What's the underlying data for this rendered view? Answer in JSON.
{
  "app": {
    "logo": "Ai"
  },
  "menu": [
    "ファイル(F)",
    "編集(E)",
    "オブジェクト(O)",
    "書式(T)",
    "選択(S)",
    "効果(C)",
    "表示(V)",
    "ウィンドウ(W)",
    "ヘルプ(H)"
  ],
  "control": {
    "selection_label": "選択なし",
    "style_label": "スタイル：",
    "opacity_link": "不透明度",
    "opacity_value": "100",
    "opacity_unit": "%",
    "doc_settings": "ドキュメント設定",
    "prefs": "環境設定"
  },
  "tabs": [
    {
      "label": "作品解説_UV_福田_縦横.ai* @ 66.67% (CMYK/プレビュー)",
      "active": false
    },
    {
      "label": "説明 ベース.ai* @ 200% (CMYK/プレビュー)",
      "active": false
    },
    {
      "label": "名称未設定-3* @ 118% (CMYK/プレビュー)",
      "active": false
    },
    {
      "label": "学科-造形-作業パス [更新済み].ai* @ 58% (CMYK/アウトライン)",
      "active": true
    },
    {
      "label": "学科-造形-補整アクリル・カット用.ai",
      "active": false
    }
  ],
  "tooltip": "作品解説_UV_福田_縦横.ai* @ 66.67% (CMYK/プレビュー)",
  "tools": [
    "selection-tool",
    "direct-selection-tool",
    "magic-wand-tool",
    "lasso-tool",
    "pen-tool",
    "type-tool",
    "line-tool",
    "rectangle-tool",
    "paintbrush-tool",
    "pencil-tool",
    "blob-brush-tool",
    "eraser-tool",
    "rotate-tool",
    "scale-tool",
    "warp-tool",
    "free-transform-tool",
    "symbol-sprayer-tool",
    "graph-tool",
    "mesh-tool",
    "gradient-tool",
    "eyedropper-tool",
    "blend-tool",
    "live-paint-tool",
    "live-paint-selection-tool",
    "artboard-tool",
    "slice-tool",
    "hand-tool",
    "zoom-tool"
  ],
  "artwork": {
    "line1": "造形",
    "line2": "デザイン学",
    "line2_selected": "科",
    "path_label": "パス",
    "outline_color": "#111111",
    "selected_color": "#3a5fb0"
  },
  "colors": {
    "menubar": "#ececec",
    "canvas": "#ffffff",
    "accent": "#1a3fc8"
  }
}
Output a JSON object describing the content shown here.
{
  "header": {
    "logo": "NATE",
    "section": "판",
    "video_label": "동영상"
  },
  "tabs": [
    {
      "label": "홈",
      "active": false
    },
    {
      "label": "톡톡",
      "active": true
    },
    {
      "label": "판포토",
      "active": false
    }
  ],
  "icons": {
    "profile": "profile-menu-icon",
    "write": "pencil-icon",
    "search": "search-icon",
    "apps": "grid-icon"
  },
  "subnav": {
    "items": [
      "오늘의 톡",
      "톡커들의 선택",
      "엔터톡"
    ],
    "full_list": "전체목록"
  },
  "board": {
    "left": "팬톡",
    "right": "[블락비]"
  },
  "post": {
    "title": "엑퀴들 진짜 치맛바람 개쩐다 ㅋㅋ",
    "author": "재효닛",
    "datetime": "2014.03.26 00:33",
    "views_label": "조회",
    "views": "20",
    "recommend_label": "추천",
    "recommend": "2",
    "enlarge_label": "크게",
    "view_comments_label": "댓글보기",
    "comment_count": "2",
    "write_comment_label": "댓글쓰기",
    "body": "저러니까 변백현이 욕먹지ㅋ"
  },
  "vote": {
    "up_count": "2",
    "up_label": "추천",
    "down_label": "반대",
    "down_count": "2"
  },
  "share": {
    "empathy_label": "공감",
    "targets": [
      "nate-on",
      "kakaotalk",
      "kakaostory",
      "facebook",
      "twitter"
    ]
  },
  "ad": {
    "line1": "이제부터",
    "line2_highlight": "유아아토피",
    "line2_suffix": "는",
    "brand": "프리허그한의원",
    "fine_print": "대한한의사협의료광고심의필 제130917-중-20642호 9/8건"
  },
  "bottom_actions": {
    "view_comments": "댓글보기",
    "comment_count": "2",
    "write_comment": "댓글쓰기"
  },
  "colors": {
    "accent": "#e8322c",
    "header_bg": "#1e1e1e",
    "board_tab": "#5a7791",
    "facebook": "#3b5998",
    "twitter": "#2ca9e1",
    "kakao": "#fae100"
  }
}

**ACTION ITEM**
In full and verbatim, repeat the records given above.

**RESPONSE**
What's the underlying data for this rendered view? Answer in JSON.
{
  "app": {
    "logo": "Ai"
  },
  "menu": [
    "ファイル(F)",
    "編集(E)",
    "オブジェクト(O)",
    "書式(T)",
    "選択(S)",
    "効果(C)",
    "表示(V)",
    "ウィンドウ(W)",
    "ヘルプ(H)"
  ],
  "control": {
    "selection_label": "選択なし",
    "style_label": "スタイル：",
    "opacity_link": "不透明度",
    "opacity_value": "100",
    "opacity_unit": "%",
    "doc_settings": "ドキュメント設定",
    "prefs": "環境設定"
  },
  "tabs": [
    {
      "label": "作品解説_UV_福田_縦横.ai* @ 66.67% (CMYK/プレビュー)",
      "active": false
    },
    {
      "label": "説明 ベース.ai* @ 200% (CMYK/プレビュー)",
      "active": false
    },
    {
      "label": "名称未設定-3* @ 118% (CMYK/プレビュー)",
      "active": false
    },
    {
      "label": "学科-造形-作業パス [更新済み].ai* @ 58% (CMYK/アウトライン)",
      "active": true
    },
    {
      "label": "学科-造形-補整アクリル・カット用.ai",
      "active": false
    }
  ],
  "tooltip": "作品解説_UV_福田_縦横.ai* @ 66.67% (CMYK/プレビュー)",
  "tools": [
    "selection-tool",
    "direct-selection-tool",
    "magic-wand-tool",
    "lasso-tool",
    "pen-tool",
    "type-tool",
    "line-tool",
    "rectangle-tool",
    "paintbrush-tool",
    "pencil-tool",
    "blob-brush-tool",
    "eraser-tool",
    "rotate-tool",
    "scale-tool",
    "warp-tool",
    "free-transform-tool",
    "symbol-sprayer-tool",
    "graph-tool",
    "mesh-tool",
    "gradient-tool",
    "eyedropper-tool",
    "blend-tool",
    "live-paint-tool",
    "live-paint-selection-tool",
    "artboard-tool",
    "slice-tool",
    "hand-tool",
    "zoom-tool"
  ],
  "artwork": {
    "line1": "造形",
    "line2": "デザイン学",
    "line2_selected": "科",
    "path_label": "パス",
    "outline_color": "#111111",
    "selected_color": "#3a5fb0"
  },
  "colors": {
    "menubar": "#ececec",
    "canvas": "#ffffff",
    "accent": "#1a3fc8"
  }
}
Output a JSON object describing the content shown here.
{
  "header": {
    "logo": "NATE",
    "section": "판",
    "video_label": "동영상"
  },
  "tabs": [
    {
      "label": "홈",
      "active": false
    },
    {
      "label": "톡톡",
      "active": true
    },
    {
      "label": "판포토",
      "active": false
    }
  ],
  "icons": {
    "profile": "profile-menu-icon",
    "write": "pencil-icon",
    "search": "search-icon",
    "apps": "grid-icon"
  },
  "subnav": {
    "items": [
      "오늘의 톡",
      "톡커들의 선택",
      "엔터톡"
    ],
    "full_list": "전체목록"
  },
  "board": {
    "left": "팬톡",
    "right": "[블락비]"
  },
  "post": {
    "title": "엑퀴들 진짜 치맛바람 개쩐다 ㅋㅋ",
    "author": "재효닛",
    "datetime": "2014.03.26 00:33",
    "views_label": "조회",
    "views": "20",
    "recommend_label": "추천",
    "recommend": "2",
    "enlarge_label": "크게",
    "view_comments_label": "댓글보기",
    "comment_count": "2",
    "write_comment_label": "댓글쓰기",
    "body": "저러니까 변백현이 욕먹지ㅋ"
  },
  "vote": {
    "up_count": "2",
    "up_label": "추천",
    "down_label": "반대",
    "down_count": "2"
  },
  "share": {
    "empathy_label": "공감",
    "targets": [
      "nate-on",
      "kakaotalk",
      "kakaostory",
      "facebook",
      "twitter"
    ]
  },
  "ad": {
    "line1": "이제부터",
    "line2_highlight": "유아아토피",
    "line2_suffix": "는",
    "brand": "프리허그한의원",
    "fine_print": "대한한의사협의료광고심의필 제130917-중-20642호 9/8건"
  },
  "bottom_actions": {
    "view_comments": "댓글보기",
    "comment_count": "2",
    "write_comment": "댓글쓰기"
  },
  "colors": {
    "accent": "#e8322c",
    "header_bg": "#1e1e1e",
    "board_tab": "#5a7791",
    "facebook": "#3b5998",
    "twitter": "#2ca9e1",
    "kakao": "#fae100"
  }
}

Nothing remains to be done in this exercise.